Emperor Nero supposedly fiddled while Rome burned. I don’t know. I wasn’t there. But I’ve always heard that story.
These days, there are a lot of fires to put out in Texas, and one is raging in El Paso, where voters yesterday rejected a property tax increase sought by the El Paso ISD. Without the extra tax money, the El Paso district says it now will have to start slashing $18 million from essential education programs, increase class sizes and may have to lay off some teachers, because it, like other districts throughout Texas, are underfunded by Gov. Rick Perry and his Republican buddies in the Legislature.
And, where is Emperor Rick? He’s in China, fiddling around on an “economic mission” that will end up costing Texas taxpayers, including his El Paso constituents, a tidy sum of money. More about that a little later.
Taxpayers in El Paso obviously are angry and didn’t want to raise taxes on themselves during the midst of a recession. The longer it takes for state government to address the basic school finance problem, the more difficult it may become for other school districts – those that haven’t already reached their taxing limits to win local tax elections as well.
Without sufficient funding from the state, even to keep up with inflation, school districts have to cut programs or keep trying to raise local taxes. When legislators cut maintenance and operating tax rates by about onethird in 2006, they also set a cap on future tax increases. They allowed districts to raise their rates by 4 cents per $100 valuation without voter approval and – with voter approval – by another 13 cents.
El Paso ISD, which has less to spend per student than the state average under the inequitable school finance system, already had imposed the 4cent increase. In hindsight, you can question the wisdom of asking for the remaining 13 cents all at once or even question the administration’s relationship with its stakeholders. But the school board and administration aren’t the basic problem. The basic problem is Gov. Perry’s and state government’s neglect of public education.
Now, returning to Perry in China, the governor’s expenses are being covered by TexasOne, an economic development initiative funded by private, mostly corporate donors. That arrangement in itself is rife with potential conflictofinterest problems, something that never has seemed to bother the governor.
But the trip also has budgetary implications, and that makes it hypocritical for the governor, who has been directing everyone else in state government to cut spending in the face of a huge revenue shortfall. The budgetary problem revolves around the governor’s taxpayerpaid security detail, which accompanies him everywhere he goes.
The governor’s office and the Department of Public Safety make it as difficult as possible for anyone to get at the cost, but several news reports in recent months have revealed that the bodyguards run up big tabs, partly because of overtime and partly because they stay at the same hotels as the governor. Perry, after all, doesn’t check into EconoLodges.
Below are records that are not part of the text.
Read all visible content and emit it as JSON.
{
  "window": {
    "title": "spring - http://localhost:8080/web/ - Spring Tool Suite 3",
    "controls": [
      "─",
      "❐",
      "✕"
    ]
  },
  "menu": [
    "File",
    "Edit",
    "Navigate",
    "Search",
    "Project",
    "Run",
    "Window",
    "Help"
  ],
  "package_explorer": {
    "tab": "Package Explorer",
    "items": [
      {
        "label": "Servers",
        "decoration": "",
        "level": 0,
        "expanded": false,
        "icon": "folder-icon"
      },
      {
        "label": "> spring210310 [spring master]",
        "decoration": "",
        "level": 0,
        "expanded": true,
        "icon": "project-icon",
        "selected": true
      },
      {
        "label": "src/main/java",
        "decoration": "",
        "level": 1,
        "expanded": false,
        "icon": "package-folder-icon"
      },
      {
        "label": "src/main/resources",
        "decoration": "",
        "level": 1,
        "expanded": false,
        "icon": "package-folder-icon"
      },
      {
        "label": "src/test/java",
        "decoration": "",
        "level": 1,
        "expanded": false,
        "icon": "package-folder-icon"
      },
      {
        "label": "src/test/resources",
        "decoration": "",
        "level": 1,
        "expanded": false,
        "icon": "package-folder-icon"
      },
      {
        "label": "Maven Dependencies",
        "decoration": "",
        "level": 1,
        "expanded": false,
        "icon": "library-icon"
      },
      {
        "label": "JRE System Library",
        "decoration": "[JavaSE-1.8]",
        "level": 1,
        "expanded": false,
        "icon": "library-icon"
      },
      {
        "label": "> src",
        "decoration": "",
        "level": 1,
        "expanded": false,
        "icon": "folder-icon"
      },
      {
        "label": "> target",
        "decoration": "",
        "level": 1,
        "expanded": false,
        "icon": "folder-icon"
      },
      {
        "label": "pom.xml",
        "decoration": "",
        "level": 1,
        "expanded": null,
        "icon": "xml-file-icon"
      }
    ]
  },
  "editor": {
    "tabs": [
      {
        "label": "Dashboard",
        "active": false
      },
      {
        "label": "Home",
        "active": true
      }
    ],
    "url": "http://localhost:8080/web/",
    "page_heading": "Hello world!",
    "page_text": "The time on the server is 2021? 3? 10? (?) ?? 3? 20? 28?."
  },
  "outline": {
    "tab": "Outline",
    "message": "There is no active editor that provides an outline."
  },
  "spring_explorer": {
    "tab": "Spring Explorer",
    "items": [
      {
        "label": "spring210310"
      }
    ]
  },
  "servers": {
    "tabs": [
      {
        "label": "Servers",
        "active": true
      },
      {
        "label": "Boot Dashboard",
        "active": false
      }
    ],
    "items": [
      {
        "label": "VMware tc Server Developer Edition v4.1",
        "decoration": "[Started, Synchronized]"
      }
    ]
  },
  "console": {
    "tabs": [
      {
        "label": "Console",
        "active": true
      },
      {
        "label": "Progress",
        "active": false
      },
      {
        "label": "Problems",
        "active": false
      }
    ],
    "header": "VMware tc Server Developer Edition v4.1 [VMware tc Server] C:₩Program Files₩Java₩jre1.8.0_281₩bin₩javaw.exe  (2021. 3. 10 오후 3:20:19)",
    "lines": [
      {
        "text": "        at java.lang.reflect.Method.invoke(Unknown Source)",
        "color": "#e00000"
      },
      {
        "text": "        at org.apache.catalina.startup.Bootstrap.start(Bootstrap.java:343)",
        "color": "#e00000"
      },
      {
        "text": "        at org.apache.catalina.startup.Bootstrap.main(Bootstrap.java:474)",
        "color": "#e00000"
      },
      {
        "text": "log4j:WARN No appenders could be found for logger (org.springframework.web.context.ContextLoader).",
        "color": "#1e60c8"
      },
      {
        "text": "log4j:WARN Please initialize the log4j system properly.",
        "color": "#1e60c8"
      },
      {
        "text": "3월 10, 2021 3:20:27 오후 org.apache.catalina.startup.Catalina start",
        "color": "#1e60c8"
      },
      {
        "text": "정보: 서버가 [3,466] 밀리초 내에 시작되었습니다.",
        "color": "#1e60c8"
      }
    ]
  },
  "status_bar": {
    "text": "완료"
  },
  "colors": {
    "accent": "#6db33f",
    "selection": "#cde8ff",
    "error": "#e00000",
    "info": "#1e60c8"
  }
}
Last summer, four security officers spent more than $70,000 – yes, $70,000 – accompanying the governor and his party on a fiveday trip to Israel, where Perry could accept a “Defender of Jerusalem” award, while hobnobbing with energy executives. Last October, Perry went to Las Vegas for one night to attend a bachelor dinner party for his son and meet with a Nevada Republican gubernatorial candidate. Political or personal funds again paid for the governor’s own expenses (which they usually do), but taxpayers picked up the security tab $12,321.
If security for one night in Las Vegas cost that much, how much will several days in China cost? A school district in El Paso could use part of that cash.
Here is a link to a story about El Paso ISD’s plight: